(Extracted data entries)
━━━━━━━━━━

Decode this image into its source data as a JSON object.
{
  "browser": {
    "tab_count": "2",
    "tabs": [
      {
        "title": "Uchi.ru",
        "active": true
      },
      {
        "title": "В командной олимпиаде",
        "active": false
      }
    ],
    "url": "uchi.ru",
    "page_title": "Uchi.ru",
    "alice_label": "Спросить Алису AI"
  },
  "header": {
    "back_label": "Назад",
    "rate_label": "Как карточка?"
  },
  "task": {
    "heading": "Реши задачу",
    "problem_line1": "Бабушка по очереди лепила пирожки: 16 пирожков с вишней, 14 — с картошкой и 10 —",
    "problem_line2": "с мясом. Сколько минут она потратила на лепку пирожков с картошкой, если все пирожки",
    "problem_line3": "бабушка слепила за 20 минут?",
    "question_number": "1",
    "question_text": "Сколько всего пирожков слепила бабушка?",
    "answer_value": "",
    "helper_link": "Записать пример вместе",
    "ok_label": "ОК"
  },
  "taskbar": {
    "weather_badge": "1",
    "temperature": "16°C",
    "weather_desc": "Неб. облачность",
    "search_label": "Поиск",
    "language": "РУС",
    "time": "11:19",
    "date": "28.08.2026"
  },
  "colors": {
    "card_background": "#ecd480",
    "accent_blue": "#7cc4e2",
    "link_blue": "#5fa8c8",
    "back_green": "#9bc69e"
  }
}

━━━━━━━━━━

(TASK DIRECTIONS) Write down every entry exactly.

(TASK ANSWER)
Decode this image into its source data as a JSON object.
{
  "browser": {
    "tab_count": "2",
    "tabs": [
      {
        "title": "Uchi.ru",
        "active": true
      },
      {
        "title": "В командной олимпиаде",
        "active": false
      }
    ],
    "url": "uchi.ru",
    "page_title": "Uchi.ru",
    "alice_label": "Спросить Алису AI"
  },
  "header": {
    "back_label": "Назад",
    "rate_label": "Как карточка?"
  },
  "task": {
    "heading": "Реши задачу",
    "problem_line1": "Бабушка по очереди лепила пирожки: 16 пирожков с вишней, 14 — с картошкой и 10 —",
    "problem_line2": "с мясом. Сколько минут она потратила на лепку пирожков с картошкой, если все пирожки",
    "problem_line3": "бабушка слепила за 20 минут?",
    "question_number": "1",
    "question_text": "Сколько всего пирожков слепила бабушка?",
    "answer_value": "",
    "helper_link": "Записать пример вместе",
    "ok_label": "ОК"
  },
  "taskbar": {
    "weather_badge": "1",
    "temperature": "16°C",
    "weather_desc": "Неб. облачность",
    "search_label": "Поиск",
    "language": "РУС",
    "time": "11:19",
    "date": "28.08.2026"
  },
  "colors": {
    "card_background": "#ecd480",
    "accent_blue": "#7cc4e2",
    "link_blue": "#5fa8c8",
    "back_green": "#9bc69e"
  }
}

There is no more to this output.